12 October 2022

Burkina Faso/Russia: Wagner Group’s appeal in West Africa and Burkina continues unabated “despite its links to massive civilian casualties and allegations of grift surrounding the group’s acquisition of major long-term mining concessions”. In the absence of analysis and trustworthy information, and with absurd rumours circulating on social media, anti-French sentiment could benefit Russia and Wagner Group under Burkina Faso’s new regime.

Nigeria/USA: 21 Benin Bronzes from the Smithsonian, one from the National Gallery of Arts and one from the Rhode Island School of Design have been handed over to the Nigerian Minister of Information and Culture in Washington. “The items were among thousands of artworks known as the Benin Bronzes stolen from the Benin Kingdom in present-day Nigeria by British colonialists in 1897.”
BBC Africa Live 12 October 2022. 6:35

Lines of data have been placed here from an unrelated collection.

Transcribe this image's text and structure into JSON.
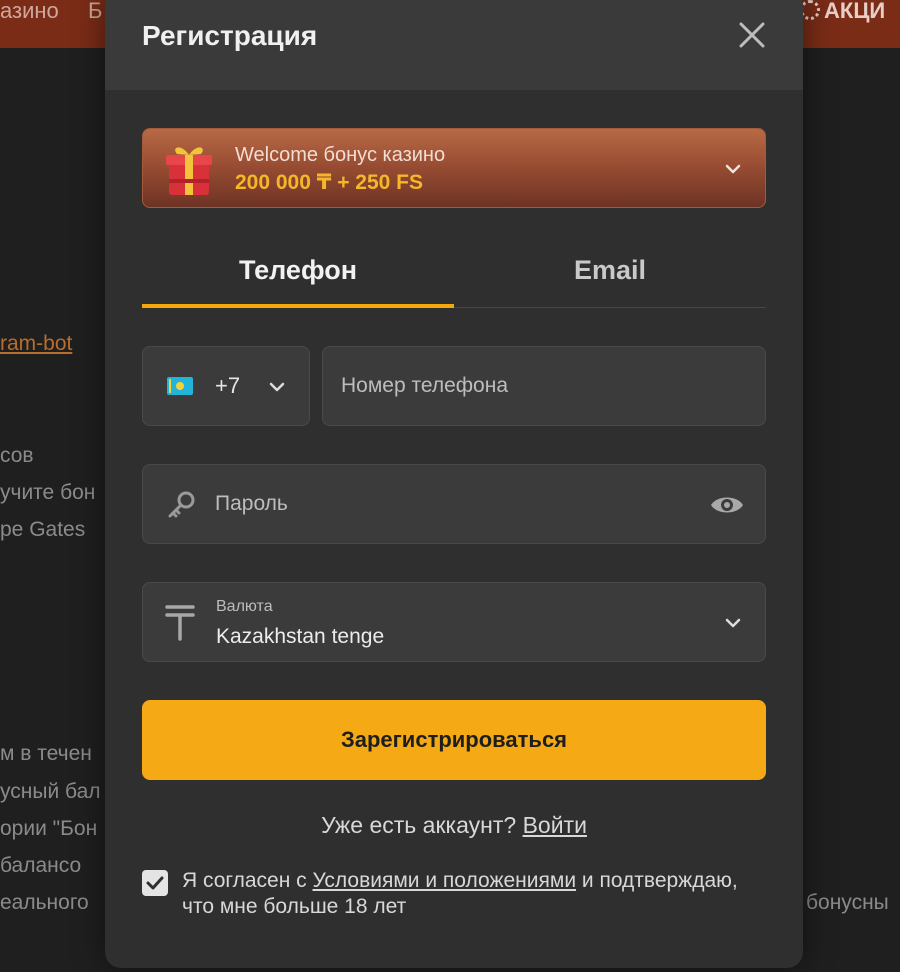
{
  "background": {
    "nav_left": "азино",
    "nav_b": "Б",
    "nav_right": "АКЦИ",
    "lines": [
      "ram-bot",
      "сов",
      "учите бон",
      "pe Gates",
      "м в течен",
      "усный бал",
      "ории \"Бон",
      " балансо",
      "еального",
      "бонусны"
    ]
  },
  "modal": {
    "title": "Регистрация",
    "bonus": {
      "title": "Welcome бонус казино",
      "amount": "200 000 ₸ + 250 FS"
    },
    "tabs": [
      {
        "label": "Телефон",
        "active": true
      },
      {
        "label": "Email",
        "active": false
      }
    ],
    "phone": {
      "code": "+7",
      "placeholder": "Номер телефона"
    },
    "password": {
      "placeholder": "Пароль"
    },
    "currency": {
      "label": "Валюта",
      "value": "Kazakhstan tenge"
    },
    "submit_label": "Зарегистрироваться",
    "login": {
      "question": "Уже есть аккаунт?",
      "link": "Войти"
    },
    "agree": {
      "checked": true,
      "text_before": "Я согласен с ",
      "link": "Условиями и положениями",
      "text_after": " и подтверждаю, что мне больше 18 лет"
    }
  },
  "colors": {
    "accent": "#f5a914",
    "bonus_amount": "#f6b629",
    "topbar": "#7a2c17",
    "modal_bg": "#2f2f2f"
  }
}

Somalia: Al-Shabaab has consistently pursued or said it pursued three goals: getting rid of foreign troops (be they from the US, Ethiopia or the African Union), implementing its salafist interpretation of Sharia and defeating the Somali federal government and federal member states, presenting itself as an alternative, offering services in justice and dispute mediation and offering protection in exchange for the taxes it imposes. Since Hassan Mohamud’s recent election, there is a new emphasis on eliminating Al-Shabaab, not only weakening it. In this, local militias are to play a more important role. Whether this new approach proves successful remains to be seen.

West Africa’s oceans: Fishery resources are in decline, coral reefs and seashells are being lost, coasts erode, sea levels rise. The factors causing most problems are 1. Plastic waste, 2. Oil spillage and oily waste, 3. Illegal fishing by foreign trawlers, 4. Ocean acidity, 5. Bioinvasion (mostly caused by shipping and maritime activities). To try and improve matters, four protocols to the 1981 Abidjan Convention (Convention for the Co-operation in the Protection and Development of the Marine and Coastal Environment of the West and Central African Region) have been adopted: the Grand Bassam Protocol (aims to combat pollution from activities on land), the Pointe-Noire Protocol (for integrated coastal zone management), the Calabar Protocol (for sustainable mangrove management) and the Malabo Protocol (on environmental norms and standards related to offshore oil and gas activities). Will they improve things?

South Africa: Small-scale farmers – mostly black – are much less productive than big farmers – mostly white. According to the article’s author, government help should refocus on “improving farmers’ access to information, technology, skills and markets”.

11 October 2022

Chad: Ndolembai Njesada, deputy leader of the main opposition party The Transformers has called the swearing in of Mahamat Idriss Déby a “democratic regression”, criticised letting him stand for the post-transition presidential elections (which is like “being both a player and the referee in a football game”) and threatened to form a parallel government.
BBC Africa Live 11 October 2022. 7:12

Burundi: The sacking of Prime minister Guillaume Bunyoni was well received by the general public. According to the article’s authors, Guillaume Bunyoni and President Evariste Ndayishimiye stand for different factions of the ruling CNDD-FDD, Bunyoni for the corrupt self-enrichers, Ndayishimiye for reformers who want to start the country on a different path. By sacking General Gabriel Nizigama at the same time as Bunyoni, the President has got rid of mots of Nkurunziza’s men in high offices and there is hope for the country’s future.

Lesotho: Sam Matekane's Revolution for Prosperity (RFP) party, just 5 seats short of a majority in parliament, has concluded a deal with two small parties, the Alliance of Democrats (AD) and the Movement for Economic Change (MEC) to form a government. Sam Matekane has promised “economic growth, more jobs, better infrastructure, a reduction in government ministries and new rules making public servants declare their assets.”
BBC Africa Live 11 October 2022. 14:46

Tanzania/Burundi: While Tanzania “granted citizenship to 160,000 Burundian refugees” in 2006 and 2007, it now wants to repatriate over 120,000 from two camps in Kigoma region (near the border with Burundi). According to humanitarians, conditions in these two camps may be better for the refugees than at home, rights groups and the UN have voiced concerns that the “refugees have suffered abuses including arbitrary arrests and enforced disappearances at the hands of Tanzanian officers in cooperation with Burundian authorities.”
BBC Africa Live 11 October 2022. 19:26

Somalia: Abdalla Ahmed Muumin, leader of the country’s journalist union, has been arrested following his critique of “new government restrictions on the reporting of militant Islamist group al-Shabab”, saying the measures would not counter “al-Shabab’s sophisticated propaganda campaigns”, as the government claims, but silence critics.
BBC Africa Live 11 October 2022. 18:44